= Work required =
What is needed is every line of the material that contains "Configuration".

= Records to use =
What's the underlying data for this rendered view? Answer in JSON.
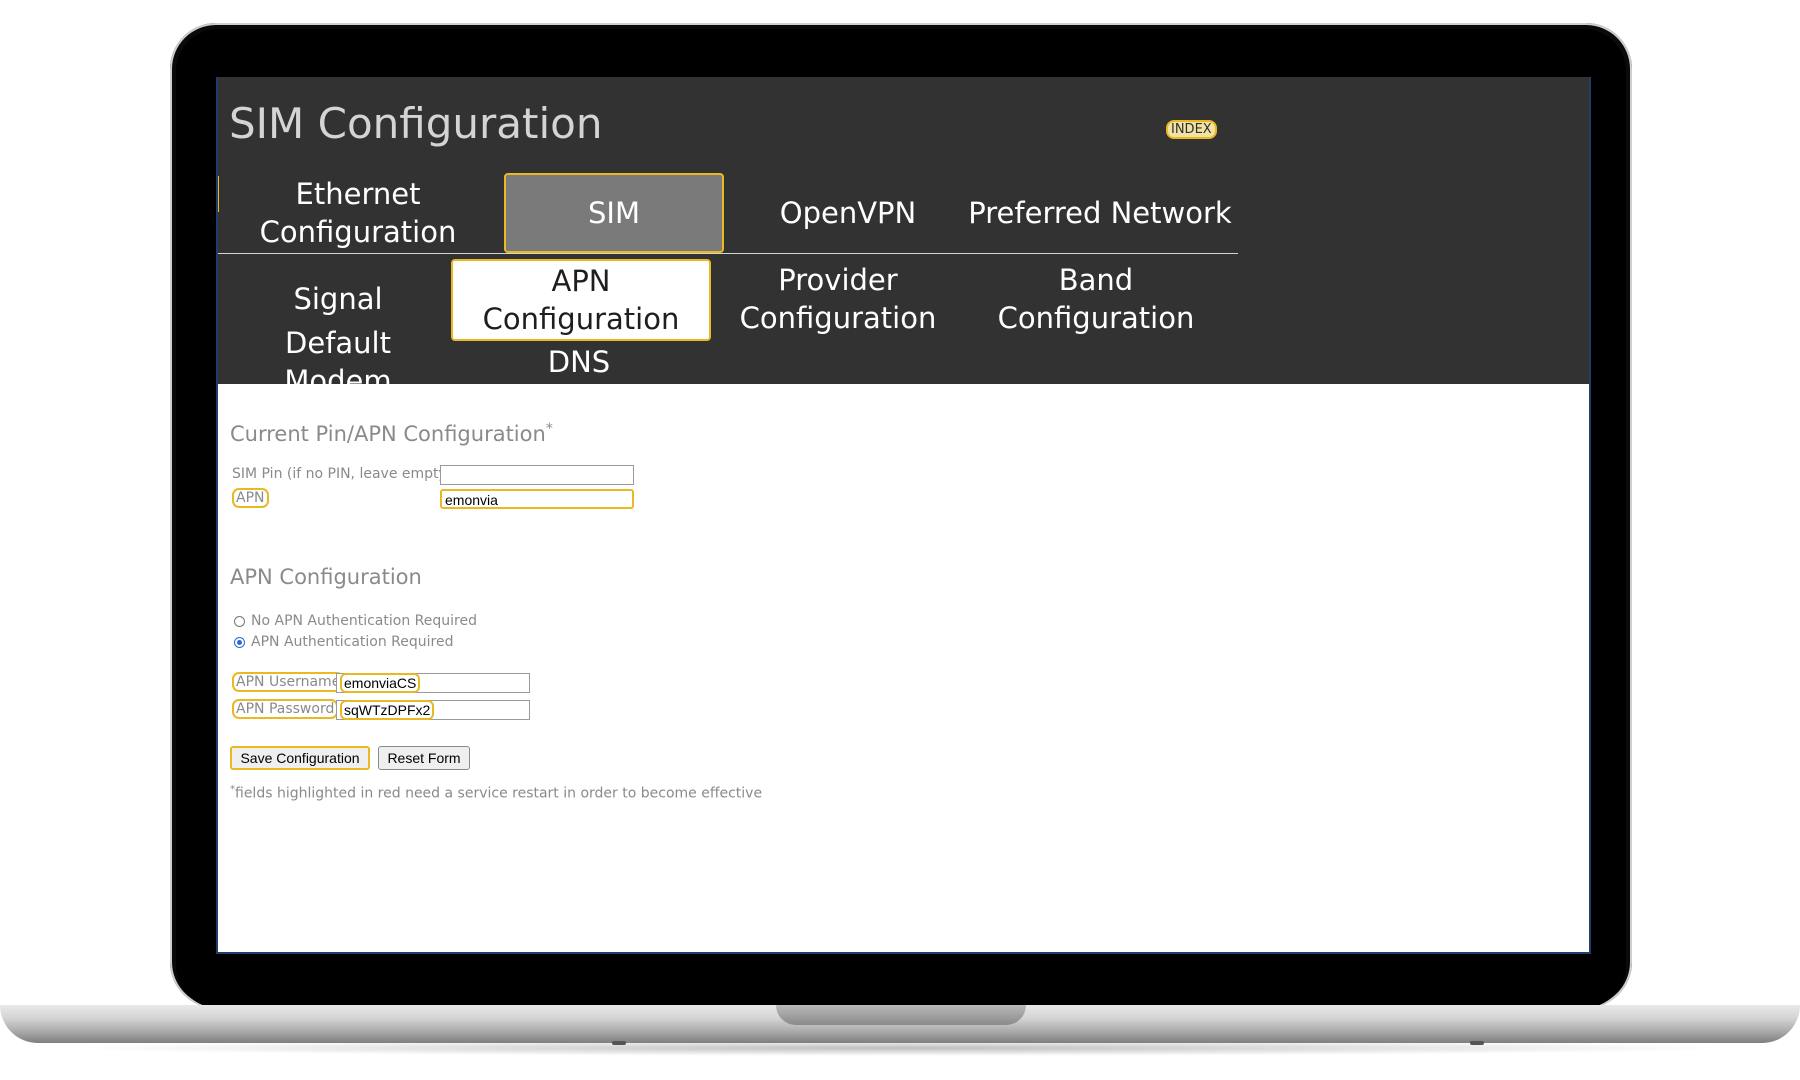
{
  "header": {
    "title": "SIM Configuration",
    "index_link": "INDEX"
  },
  "tabs_primary": [
    {
      "label": "Ethernet Configuration"
    },
    {
      "label": "SIM",
      "active": true
    },
    {
      "label": "OpenVPN"
    },
    {
      "label": "Preferred Network"
    }
  ],
  "tabs_secondary": [
    {
      "label": "Signal"
    },
    {
      "label": "APN Configuration",
      "active": true
    },
    {
      "label": "Provider Configuration"
    },
    {
      "label": "Band Configuration"
    },
    {
      "label": "Default Modem"
    },
    {
      "label": "DNS"
    }
  ],
  "current": {
    "title": "Current Pin/APN Configuration",
    "asterisk": "*",
    "pin_label": "SIM Pin (if no PIN, leave empty)",
    "pin_value": "",
    "apn_label": "APN",
    "apn_value": "emonvia"
  },
  "apn_config": {
    "title": "APN Configuration",
    "radio_none": "No APN Authentication Required",
    "radio_auth": "APN Authentication Required",
    "selected": "APN Authentication Required",
    "username_label": "APN Username",
    "username_value": "emonviaCS",
    "password_label": "APN Password",
    "password_value": "sqWTzDPFx2"
  },
  "buttons": {
    "save": "Save Configuration",
    "reset": "Reset Form"
  },
  "footnote": {
    "asterisk": "*",
    "text": "fields highlighted in red need a service restart in order to become effective"
  },
  "colors": {
    "header_bg": "#323232",
    "highlight": "#e8b922",
    "active_tab_bg": "#7a7a7a",
    "muted_text": "#8a8a8a"
  }
}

= Reply to the task =
    "title": "SIM Configuration",
      "label": "Ethernet Configuration"
      "label": "APN Configuration",
      "label": "Provider Configuration"
      "label": "Band Configuration"
    "title": "Current Pin/APN Configuration",
    "title": "APN Configuration",
    "save": "Save Configuration",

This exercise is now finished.